A fine clear morning and cold. I went to the Office and from thence attended a Meeting of the Proprietors of the Middlesex Canal. Directors principally attend. Election of Officers. Motion made by George Hallett that the number of Directors be cut down, and fuller powers conferred upon them. Question how far this was practicable without certain forms—committed to a Committee Mr. Hallett and myself chosen—and adjourned to next Monday.
Back to Office. N. Curtis there about the Mortgages which I have not done yet. The Mortgagor himself not quite prepared. Wrote an application to the Trustees of the Athenaeum for their coins for the use of which I am to make them a Catalogue,1 and took it down, then home. Sophocles.
Afternoon, read Miss Baillie’s tragedy of de Montfort. The comedy of the Trial is an utter failure. This is perhaps the most successful of her pieces and has been tried on the stage, but it shows most strikingly the error of her principle. For the one passion is thrown out so exclusively and so strongly that it becomes disagreeable as well in its excess as its want of relief. After all that play will be the best which strikes most home to the heart the truth of human life.

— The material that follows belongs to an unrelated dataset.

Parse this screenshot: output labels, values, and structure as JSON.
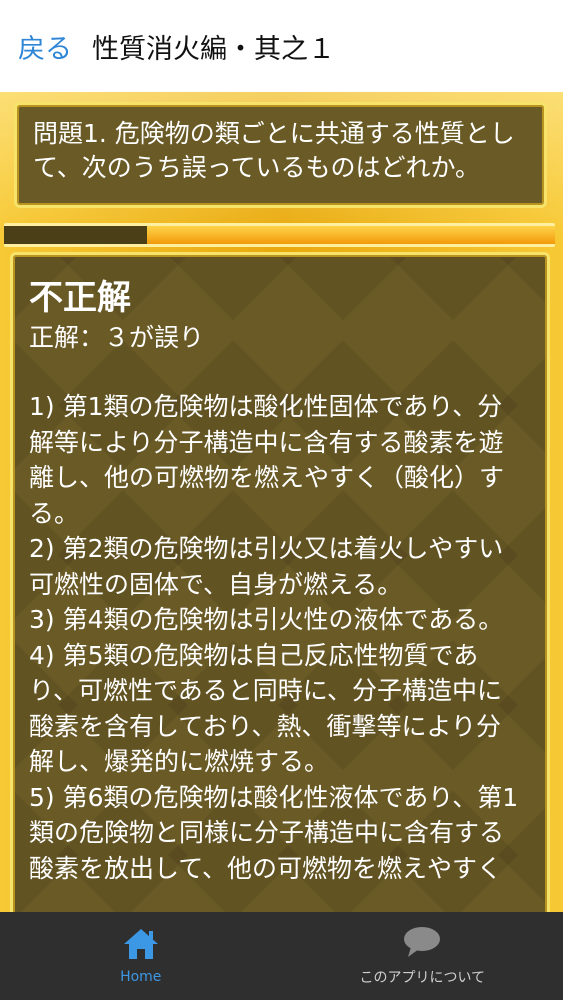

Evening Lockhart, after which reading Potter’s Archaeology.
The application to the Trustees of the Boston Athenaeum (LbC, Adams Papers) derives from the librarian’s denial of CFA’s request to consult the institution’s collection of Roman brass coins on the ground that the coins were “unassorted and undescribed.”